Blazor WebAssembly apps require a larger burst parameter value to accommodate the larger number of requests made by an app. For more information, see Host and deploy ASP.NET Core Blazor WebAssembly.


The preceding example disables Online Certificate Status Protocol (OCSP) Stapling. If enabled, confirm that the certificate supports the feature. For more information and guidance on enabling OCSP, see the following properties in the Module ngx_http_ssl_module (Nginx documentation) article:

  • ssl_stapling
  • ssl_stapling_file
  • ssl_stapling_responder
  • ssl_stapling_verify

Secure Nginx from clickjacking

Clickjacking, also known as a UI redress attack, is a malicious attack where a website visitor is tricked into clicking a link or button on a different page than they're currently visiting. Use X-FRAME-OPTIONS to secure the site.

To mitigate clickjacking attacks:

  1. Edit the nginx.conf file:

    sudo nano /etc/nginx/nginx.conf

    Add the line: add_header X-Frame-Options "SAMEORIGIN";

  2. Save the file.

  3. Restart Nginx.

MIME-type sniffing

This header prevents most browsers from MIME-sniffing a response away from the declared content type, as the header instructs the browser not to override the response content type. With the nosniff option, if the server says the content is text/html, the browser renders it as text/html.

  1. Edit the nginx.conf file:

    sudo nano /etc/nginx/nginx.conf

    Add the line: add_header X-Content-Type-Options "nosniff";

  2. Save the file.

  3. Restart Nginx.

Additional Nginx suggestions

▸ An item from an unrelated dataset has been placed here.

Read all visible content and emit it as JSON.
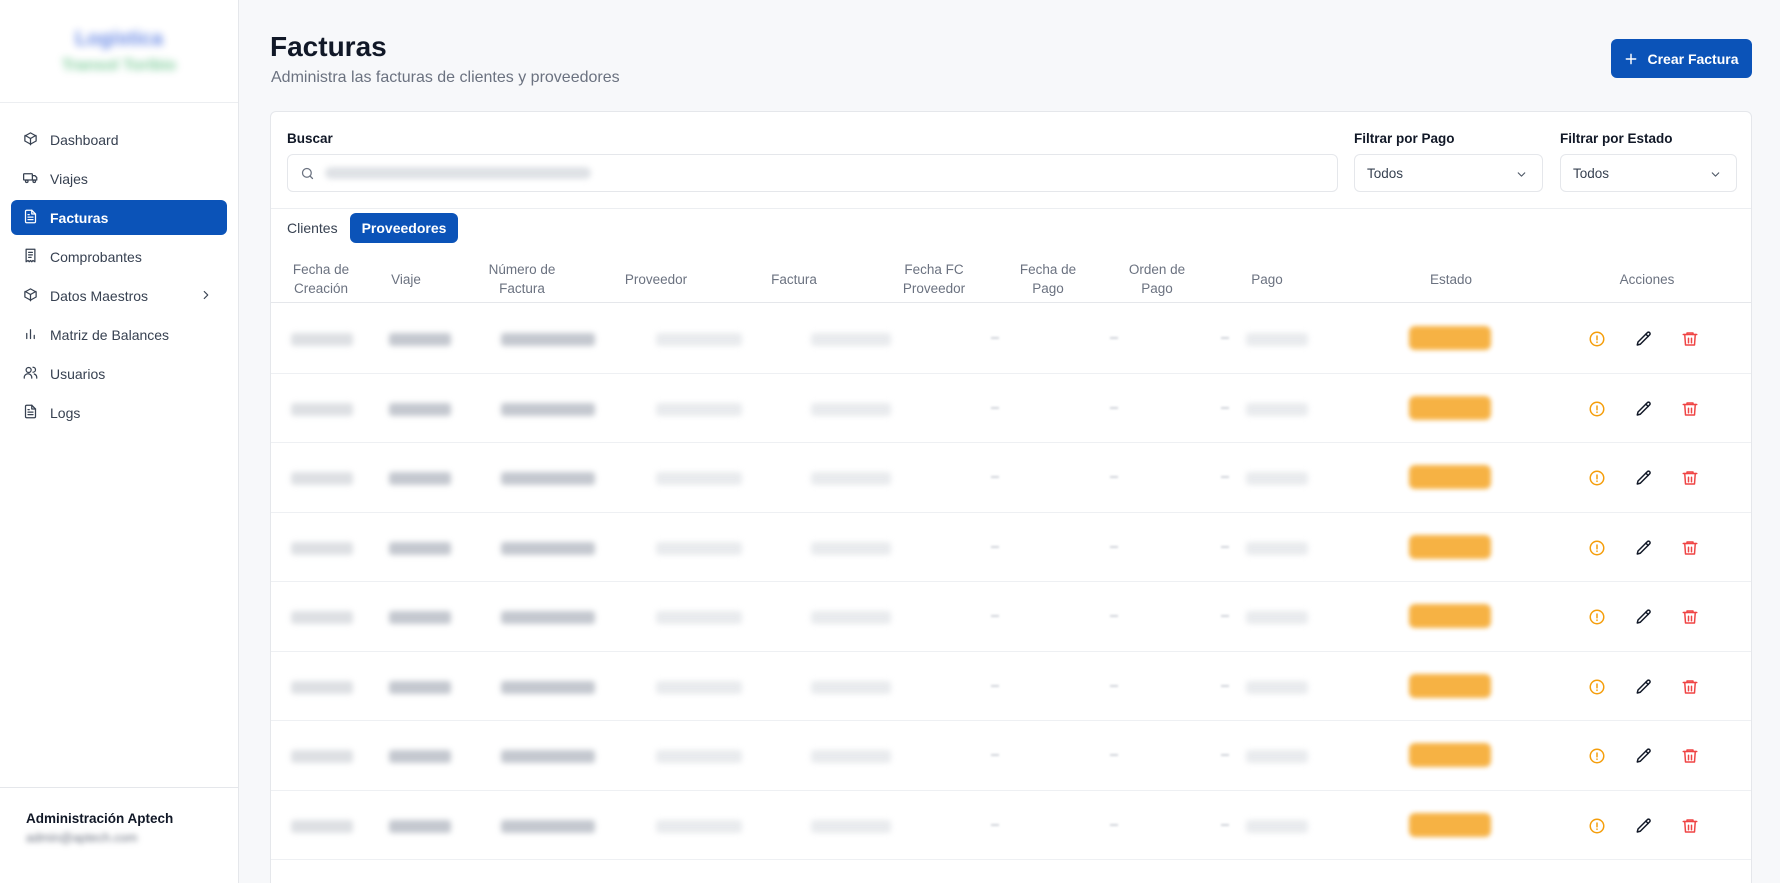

After upgrading the shared framework on the server, restart the ASP.NET Core apps hosted by the server.

Additional resources